On this page you can learn:
You can also watch a video tutorial on:
You'll also find more specific help on citation styles (MLA, APA, Chicago/Turabian) here:
1. Click Sources in the navigation bar at the top of the screen to begin adding references to a new project.
2. Click Create new citation.
3. When you create a new citation, you will be prompted to select where the source is and what type it is. The content of the list will vary depending on what project level you selected. The example shown below is using the Advanced level.
Once you select what the source is, a new citation form will appear in the next screen.
Note: If you have selected in your profile to display "Show Me" help screens when available, a help screen will appear first.
The form that you will complete to cite a source is dynamic and shows you only the fields that apply to your specific source. Those fields change based on the style (MLA, APA, or Chicago), level (Starter, Junior or Advanced), source type, content type, and publication medium selected.
5. A Guide at the top-right of the screen displays a formatting template. Click the blue tab (APA Guide in the screenshot below) to open the guide. As you enter information in the form, the corresponding element is highlighted in the template.
4. On the form, fill in as many details about your source as possible. Help text pops up with tips as you move from field to field.

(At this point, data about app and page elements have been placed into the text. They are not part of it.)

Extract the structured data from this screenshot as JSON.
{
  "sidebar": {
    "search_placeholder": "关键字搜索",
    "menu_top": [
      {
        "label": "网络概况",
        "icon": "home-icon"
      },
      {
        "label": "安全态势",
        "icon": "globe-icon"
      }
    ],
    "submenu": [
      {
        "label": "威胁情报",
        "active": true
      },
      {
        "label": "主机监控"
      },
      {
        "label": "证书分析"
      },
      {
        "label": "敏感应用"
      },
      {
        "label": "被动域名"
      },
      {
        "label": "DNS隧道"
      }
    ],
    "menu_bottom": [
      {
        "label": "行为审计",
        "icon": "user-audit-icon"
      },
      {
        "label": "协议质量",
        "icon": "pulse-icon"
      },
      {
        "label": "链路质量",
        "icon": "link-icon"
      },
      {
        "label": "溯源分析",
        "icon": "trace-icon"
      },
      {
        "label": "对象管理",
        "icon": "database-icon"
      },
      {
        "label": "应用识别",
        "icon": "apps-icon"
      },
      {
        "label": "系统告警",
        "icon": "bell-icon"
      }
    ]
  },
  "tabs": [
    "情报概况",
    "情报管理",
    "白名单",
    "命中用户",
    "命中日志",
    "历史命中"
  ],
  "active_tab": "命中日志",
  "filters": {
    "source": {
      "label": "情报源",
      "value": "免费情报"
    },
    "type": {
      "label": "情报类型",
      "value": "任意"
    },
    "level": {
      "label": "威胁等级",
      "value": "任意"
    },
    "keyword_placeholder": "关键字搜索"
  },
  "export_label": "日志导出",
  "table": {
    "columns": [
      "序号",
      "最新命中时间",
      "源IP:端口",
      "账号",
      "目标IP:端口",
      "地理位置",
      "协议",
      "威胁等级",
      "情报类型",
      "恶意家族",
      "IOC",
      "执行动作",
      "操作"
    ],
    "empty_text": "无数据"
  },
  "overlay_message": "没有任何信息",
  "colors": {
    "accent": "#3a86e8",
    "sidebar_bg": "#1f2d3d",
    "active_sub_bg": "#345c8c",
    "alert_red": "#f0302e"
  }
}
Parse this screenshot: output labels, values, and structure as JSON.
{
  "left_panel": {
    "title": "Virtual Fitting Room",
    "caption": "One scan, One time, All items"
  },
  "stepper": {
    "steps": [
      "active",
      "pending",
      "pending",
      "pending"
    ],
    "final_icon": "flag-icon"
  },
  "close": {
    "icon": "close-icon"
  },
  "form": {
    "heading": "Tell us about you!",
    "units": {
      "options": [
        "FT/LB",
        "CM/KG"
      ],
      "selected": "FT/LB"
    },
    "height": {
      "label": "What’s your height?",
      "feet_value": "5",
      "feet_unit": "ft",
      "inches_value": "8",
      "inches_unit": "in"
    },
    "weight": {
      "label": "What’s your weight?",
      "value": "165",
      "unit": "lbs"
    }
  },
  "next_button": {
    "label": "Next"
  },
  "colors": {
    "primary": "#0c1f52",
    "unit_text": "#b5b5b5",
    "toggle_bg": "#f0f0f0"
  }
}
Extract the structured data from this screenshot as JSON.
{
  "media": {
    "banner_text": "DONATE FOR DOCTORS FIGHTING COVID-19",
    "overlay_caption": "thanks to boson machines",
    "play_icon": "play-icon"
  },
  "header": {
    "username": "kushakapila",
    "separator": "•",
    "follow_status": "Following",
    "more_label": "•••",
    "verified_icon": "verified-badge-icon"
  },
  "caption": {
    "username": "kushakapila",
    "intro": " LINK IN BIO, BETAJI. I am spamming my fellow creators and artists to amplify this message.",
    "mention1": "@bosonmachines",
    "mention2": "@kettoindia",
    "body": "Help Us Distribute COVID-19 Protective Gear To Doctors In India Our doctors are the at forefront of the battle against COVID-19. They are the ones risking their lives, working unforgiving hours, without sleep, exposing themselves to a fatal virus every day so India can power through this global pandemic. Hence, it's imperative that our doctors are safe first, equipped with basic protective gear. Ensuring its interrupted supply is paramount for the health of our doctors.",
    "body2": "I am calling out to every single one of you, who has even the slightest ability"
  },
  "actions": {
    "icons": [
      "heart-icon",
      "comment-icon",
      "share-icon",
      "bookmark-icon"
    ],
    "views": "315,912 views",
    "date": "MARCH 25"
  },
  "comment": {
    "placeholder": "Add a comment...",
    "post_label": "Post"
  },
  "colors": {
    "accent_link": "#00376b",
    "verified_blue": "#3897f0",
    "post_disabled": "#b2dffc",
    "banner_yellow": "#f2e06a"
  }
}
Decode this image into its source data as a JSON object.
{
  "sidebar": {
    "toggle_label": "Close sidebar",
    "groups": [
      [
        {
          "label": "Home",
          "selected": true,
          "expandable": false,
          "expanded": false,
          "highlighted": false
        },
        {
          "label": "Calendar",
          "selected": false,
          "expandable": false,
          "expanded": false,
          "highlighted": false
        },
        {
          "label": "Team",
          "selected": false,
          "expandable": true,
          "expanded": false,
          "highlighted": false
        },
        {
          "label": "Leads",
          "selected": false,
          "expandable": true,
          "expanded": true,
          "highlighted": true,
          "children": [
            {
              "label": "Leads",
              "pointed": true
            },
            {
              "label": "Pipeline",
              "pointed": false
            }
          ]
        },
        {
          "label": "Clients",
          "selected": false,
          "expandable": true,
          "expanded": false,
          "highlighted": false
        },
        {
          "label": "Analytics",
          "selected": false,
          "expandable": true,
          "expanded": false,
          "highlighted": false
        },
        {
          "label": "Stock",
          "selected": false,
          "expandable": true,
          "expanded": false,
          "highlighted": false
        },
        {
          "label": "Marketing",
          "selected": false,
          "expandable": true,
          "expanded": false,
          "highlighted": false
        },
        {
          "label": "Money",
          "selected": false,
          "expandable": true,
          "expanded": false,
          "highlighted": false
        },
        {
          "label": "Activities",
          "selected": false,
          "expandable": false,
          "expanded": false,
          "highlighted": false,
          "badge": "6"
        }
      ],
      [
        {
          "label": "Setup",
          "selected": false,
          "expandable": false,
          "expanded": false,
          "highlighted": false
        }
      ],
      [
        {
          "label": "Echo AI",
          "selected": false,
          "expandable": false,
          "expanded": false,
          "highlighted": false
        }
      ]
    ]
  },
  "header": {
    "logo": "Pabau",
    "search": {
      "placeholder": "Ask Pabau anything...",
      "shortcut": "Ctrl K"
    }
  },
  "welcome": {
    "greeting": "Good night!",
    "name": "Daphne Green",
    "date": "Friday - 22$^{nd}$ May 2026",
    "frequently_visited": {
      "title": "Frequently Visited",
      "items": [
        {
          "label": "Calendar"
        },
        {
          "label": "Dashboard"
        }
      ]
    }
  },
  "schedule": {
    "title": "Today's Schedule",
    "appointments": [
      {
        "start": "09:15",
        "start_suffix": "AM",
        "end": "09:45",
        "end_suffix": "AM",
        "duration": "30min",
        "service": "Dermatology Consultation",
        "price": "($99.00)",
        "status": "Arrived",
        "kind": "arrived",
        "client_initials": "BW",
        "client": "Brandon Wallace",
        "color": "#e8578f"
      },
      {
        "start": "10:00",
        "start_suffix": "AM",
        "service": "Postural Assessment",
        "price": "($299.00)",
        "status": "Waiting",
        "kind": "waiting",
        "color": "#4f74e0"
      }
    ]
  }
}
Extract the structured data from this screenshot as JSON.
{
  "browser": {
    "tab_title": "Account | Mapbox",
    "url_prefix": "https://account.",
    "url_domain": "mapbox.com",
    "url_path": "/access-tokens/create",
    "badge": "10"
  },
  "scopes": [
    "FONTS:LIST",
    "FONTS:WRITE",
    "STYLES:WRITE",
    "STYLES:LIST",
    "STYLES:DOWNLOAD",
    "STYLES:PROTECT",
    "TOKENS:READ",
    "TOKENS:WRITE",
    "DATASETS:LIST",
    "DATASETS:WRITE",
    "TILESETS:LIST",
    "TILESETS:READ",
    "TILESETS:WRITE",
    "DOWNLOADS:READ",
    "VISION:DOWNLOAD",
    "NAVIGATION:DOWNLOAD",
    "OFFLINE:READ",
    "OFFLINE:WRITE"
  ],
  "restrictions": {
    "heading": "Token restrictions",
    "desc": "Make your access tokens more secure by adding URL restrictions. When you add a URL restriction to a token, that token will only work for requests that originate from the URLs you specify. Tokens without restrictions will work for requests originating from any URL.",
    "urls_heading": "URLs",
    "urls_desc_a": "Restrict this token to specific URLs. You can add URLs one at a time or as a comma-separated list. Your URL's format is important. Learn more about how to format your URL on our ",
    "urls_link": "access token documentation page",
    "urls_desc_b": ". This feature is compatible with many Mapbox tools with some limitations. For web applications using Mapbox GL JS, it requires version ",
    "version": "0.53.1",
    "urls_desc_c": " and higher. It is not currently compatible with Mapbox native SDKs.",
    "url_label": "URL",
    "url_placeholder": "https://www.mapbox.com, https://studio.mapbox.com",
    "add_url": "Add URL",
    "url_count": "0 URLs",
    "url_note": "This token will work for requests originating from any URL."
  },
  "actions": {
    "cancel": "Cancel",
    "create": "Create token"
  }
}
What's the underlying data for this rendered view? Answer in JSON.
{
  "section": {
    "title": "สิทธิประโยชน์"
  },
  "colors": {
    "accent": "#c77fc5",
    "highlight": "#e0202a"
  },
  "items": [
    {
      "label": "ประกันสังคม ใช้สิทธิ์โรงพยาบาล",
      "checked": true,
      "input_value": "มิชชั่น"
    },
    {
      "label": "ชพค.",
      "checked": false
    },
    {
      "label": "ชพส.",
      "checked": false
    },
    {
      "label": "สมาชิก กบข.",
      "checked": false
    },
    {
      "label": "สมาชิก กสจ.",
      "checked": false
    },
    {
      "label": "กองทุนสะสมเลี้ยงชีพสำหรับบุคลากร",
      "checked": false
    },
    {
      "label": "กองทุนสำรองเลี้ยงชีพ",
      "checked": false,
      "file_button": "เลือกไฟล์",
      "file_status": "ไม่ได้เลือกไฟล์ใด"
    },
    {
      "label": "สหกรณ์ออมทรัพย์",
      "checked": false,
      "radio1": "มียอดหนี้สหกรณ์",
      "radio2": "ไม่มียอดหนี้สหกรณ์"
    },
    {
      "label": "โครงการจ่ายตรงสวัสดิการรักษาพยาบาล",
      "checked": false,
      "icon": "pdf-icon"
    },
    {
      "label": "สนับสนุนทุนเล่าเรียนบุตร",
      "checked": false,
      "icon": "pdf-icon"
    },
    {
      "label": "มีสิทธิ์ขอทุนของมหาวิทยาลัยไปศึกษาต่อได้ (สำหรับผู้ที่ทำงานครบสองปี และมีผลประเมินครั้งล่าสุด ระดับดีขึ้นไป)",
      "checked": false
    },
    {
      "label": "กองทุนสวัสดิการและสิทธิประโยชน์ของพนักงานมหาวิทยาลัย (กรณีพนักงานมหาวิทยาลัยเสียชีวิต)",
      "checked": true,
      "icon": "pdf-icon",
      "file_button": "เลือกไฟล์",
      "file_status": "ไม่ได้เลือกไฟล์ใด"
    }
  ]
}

6. On the form, any field that has a red * is required. If the field has no data, you will not be able to submit the form. Note that other fields are also necessary to create the reference properly, but there are cases when those non-starred fields might need to be left empty.
7. As you type into a field, NoodleTools automatically checks for common errors with capitalization, abbreviations, and more. When a yellow warning triangle appears to the right of a field, mouse-over the triangle to view suggestions for how to correct the potential problem.
8. An Annotation field at the bottom of every form allows you to create an annotated bibliography (you can later choose to include or exclude the annotations from your exported source list via the Print Formatting option).
9. Below the Annotation field, the checkbox next to Include this source in my final bibliography (checked by default) allows you to add a source to your working bibliography but then omit it from your final exported version. The traffic light image (red, yellow, or green) next to the checkbox will indicate whether or not a particular source is typically included for the citation style you are using.For example, a well-known reference book is not usually included in a Chicago-style bibliography (but would be in MLA or APA source lists).
10. Submit the form to add your reference to your source list.
11. If there are multiple references in your source list, a link Jump to citation I just edited at the top of your bibliography takes you to the one you just added (which will also be highlighted in your list).
12. Repeat all steps above for each source you wish to cite.
1. Find the source reference you wish to edit and select Edit on the Options menu.
2. Modify the information about your source. You can either:
3. Check for any new data required if you have updated the publication medium or source/content type.
4. Click Submit.
5. If there are multiple references in your source list, a link Jump to citation I just edited at the top of your bibliography takes you to the one you just added (which will also be highlighted in your list).
Deleting a reference from your source list:
Deleting multiple references at once:
NOTE: Notecards become unlinked from a source when the reference is deleted (they become “thought cards”). If you restore a reference, you will need to relink its notecards (either by editing each notecard and selecting the right item from the Source menu or by selecting multiple notecards on the Notecard Tabletop and clicking Link to source to relink all of them).
Watch this tutorial (11:42) to learn how to use NoodleTools to cite images in art: photographs or illustrations, "born digital" images like logos or graphics, or works of visual art.
Tutorial created by Susan Timmons, Upper School Librarian, The Harpeth Hall School, Ann Scott Carell Library, Nashville, Tennessee, September 5, 2018, using Screencast-O-Matic.